(Beginning of Data extract)
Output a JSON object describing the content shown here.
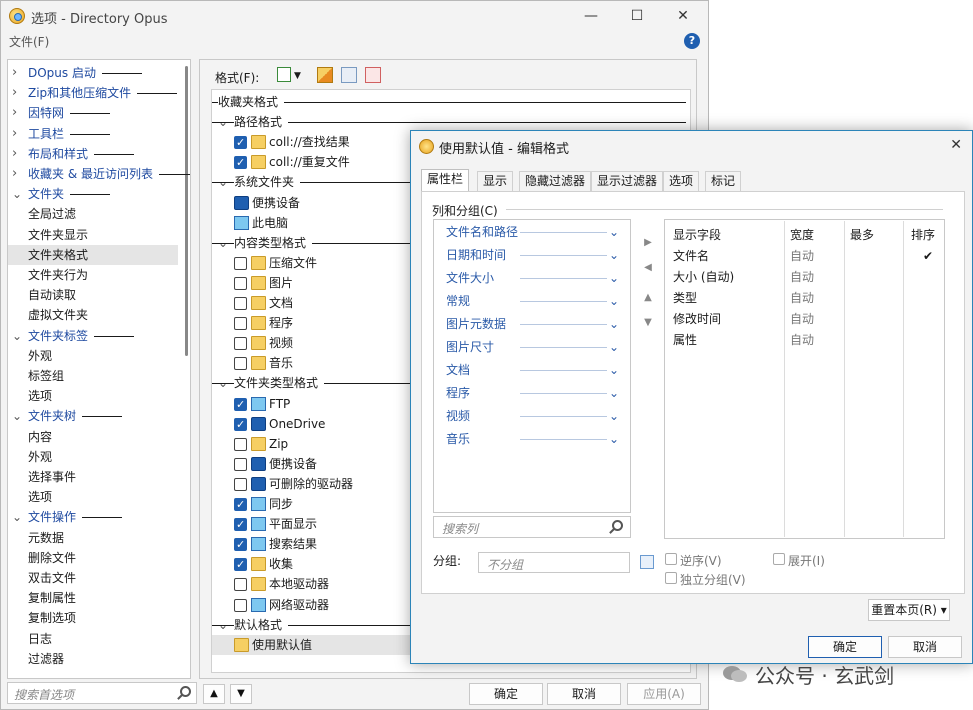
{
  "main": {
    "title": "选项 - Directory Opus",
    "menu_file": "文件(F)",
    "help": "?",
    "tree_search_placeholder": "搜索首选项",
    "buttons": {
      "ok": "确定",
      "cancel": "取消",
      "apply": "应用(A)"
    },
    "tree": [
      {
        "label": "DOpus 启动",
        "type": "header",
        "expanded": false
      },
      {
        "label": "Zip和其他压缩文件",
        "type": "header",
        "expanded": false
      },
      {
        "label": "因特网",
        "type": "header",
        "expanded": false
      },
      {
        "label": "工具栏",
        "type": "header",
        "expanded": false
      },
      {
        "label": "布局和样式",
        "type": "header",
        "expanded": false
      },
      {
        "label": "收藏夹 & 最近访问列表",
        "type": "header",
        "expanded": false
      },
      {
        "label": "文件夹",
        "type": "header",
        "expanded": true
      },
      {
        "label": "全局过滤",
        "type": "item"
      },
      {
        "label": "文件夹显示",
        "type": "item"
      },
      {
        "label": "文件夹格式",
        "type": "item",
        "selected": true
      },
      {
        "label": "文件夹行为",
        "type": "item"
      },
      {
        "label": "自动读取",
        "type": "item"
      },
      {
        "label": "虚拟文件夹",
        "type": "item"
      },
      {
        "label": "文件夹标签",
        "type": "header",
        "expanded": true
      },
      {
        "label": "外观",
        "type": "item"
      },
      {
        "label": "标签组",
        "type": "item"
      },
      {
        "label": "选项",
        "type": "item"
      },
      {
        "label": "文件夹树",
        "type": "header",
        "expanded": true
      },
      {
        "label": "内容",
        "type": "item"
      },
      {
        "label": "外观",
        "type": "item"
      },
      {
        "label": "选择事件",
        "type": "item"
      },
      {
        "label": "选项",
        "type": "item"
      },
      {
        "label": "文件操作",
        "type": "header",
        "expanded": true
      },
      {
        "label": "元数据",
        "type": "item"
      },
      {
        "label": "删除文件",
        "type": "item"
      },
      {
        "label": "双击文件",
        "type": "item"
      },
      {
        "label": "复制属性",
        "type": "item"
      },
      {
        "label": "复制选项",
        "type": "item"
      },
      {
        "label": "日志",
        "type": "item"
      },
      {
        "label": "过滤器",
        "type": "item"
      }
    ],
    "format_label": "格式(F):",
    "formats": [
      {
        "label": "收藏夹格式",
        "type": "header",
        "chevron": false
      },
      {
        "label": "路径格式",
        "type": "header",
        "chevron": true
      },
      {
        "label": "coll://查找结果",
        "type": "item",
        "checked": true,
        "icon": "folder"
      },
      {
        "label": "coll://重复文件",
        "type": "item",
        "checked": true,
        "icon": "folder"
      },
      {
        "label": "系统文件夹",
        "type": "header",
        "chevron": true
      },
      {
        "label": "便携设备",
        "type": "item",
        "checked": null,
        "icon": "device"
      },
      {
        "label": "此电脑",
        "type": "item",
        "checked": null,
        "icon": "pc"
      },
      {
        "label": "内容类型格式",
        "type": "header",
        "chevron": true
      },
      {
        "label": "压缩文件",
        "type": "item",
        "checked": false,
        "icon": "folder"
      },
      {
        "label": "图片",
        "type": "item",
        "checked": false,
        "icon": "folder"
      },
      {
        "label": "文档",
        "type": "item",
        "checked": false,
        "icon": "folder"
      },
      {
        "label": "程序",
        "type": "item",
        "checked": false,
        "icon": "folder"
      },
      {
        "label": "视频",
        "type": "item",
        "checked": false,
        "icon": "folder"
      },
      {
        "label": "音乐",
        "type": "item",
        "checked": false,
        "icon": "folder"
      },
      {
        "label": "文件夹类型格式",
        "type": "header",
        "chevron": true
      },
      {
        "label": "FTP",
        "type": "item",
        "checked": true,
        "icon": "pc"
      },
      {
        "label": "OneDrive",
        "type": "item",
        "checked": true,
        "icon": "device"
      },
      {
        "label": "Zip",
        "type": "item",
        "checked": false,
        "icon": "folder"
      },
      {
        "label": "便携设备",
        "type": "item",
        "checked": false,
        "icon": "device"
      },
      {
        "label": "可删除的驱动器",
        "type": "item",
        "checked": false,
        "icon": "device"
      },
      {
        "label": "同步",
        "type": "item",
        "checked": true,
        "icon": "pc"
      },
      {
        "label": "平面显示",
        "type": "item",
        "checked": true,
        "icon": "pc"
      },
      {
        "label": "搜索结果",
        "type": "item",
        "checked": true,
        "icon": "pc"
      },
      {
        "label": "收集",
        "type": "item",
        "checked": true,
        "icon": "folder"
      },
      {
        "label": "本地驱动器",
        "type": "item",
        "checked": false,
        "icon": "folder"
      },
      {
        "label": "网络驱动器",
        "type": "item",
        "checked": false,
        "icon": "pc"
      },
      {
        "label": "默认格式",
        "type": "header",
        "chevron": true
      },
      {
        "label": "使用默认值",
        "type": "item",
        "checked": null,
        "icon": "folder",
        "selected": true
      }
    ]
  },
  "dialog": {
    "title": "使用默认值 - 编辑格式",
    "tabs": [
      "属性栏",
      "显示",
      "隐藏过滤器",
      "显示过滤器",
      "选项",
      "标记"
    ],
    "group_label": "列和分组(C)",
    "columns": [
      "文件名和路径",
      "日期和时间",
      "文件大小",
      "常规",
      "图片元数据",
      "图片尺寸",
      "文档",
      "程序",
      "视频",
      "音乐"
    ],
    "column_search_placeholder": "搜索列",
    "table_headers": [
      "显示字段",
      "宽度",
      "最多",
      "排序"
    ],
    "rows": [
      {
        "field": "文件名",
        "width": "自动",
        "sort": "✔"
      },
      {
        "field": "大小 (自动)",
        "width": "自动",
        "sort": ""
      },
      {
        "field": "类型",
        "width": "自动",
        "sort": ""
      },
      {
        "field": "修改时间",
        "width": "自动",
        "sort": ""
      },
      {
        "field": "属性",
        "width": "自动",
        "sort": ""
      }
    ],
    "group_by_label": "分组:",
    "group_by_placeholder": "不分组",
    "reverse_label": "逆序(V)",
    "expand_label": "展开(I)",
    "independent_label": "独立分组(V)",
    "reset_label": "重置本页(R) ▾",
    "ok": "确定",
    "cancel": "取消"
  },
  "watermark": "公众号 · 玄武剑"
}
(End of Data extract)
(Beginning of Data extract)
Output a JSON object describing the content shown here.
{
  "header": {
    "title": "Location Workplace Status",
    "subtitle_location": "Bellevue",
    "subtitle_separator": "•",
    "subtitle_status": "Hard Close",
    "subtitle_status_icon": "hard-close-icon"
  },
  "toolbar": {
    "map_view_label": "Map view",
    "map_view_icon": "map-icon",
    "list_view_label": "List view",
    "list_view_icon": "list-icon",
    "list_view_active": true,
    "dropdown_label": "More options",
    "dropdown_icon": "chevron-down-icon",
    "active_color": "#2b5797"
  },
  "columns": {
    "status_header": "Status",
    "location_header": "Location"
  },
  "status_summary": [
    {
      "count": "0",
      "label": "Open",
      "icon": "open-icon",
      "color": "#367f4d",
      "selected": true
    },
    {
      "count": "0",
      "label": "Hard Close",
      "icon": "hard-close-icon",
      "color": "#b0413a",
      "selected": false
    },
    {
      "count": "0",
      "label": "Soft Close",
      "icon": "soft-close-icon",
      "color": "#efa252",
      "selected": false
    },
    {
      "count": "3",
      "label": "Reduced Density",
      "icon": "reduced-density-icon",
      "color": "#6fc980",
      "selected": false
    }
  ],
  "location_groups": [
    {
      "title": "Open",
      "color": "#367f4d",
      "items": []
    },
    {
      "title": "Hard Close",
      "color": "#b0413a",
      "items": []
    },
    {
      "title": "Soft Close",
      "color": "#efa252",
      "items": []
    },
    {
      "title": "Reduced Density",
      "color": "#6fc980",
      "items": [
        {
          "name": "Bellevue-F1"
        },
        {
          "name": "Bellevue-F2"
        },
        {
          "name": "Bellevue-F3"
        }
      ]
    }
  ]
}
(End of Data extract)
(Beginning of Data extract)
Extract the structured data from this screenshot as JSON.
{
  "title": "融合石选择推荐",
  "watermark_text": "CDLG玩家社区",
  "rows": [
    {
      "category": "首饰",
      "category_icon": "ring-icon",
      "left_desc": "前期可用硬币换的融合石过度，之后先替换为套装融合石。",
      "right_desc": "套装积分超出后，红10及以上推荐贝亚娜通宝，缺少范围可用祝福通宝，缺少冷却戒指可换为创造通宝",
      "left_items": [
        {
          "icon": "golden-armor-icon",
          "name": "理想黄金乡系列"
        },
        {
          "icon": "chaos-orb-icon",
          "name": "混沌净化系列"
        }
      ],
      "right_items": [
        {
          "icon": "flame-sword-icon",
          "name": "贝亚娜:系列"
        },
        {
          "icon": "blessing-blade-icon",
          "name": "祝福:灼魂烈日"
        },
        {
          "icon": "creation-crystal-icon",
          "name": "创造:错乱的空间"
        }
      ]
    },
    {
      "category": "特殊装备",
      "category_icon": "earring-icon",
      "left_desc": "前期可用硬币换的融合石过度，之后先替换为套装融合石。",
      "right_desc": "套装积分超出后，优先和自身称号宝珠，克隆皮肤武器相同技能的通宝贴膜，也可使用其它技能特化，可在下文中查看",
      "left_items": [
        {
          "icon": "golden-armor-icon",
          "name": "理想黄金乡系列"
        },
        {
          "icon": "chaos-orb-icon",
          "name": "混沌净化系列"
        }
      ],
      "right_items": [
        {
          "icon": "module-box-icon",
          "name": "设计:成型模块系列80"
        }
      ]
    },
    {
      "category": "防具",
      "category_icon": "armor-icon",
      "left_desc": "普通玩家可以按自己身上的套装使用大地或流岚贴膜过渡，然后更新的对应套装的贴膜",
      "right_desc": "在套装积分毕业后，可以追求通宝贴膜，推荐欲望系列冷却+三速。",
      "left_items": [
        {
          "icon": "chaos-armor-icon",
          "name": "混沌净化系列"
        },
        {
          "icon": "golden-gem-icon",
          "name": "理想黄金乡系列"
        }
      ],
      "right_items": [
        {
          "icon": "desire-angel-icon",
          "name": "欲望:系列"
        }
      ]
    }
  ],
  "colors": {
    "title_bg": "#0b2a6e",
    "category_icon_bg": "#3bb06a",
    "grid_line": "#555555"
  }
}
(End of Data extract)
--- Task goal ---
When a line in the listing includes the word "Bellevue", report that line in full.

--- Exercise result ---
    "subtitle_location": "Bellevue",
          "name": "Bellevue-F1"
          "name": "Bellevue-F2"
          "name": "Bellevue-F3"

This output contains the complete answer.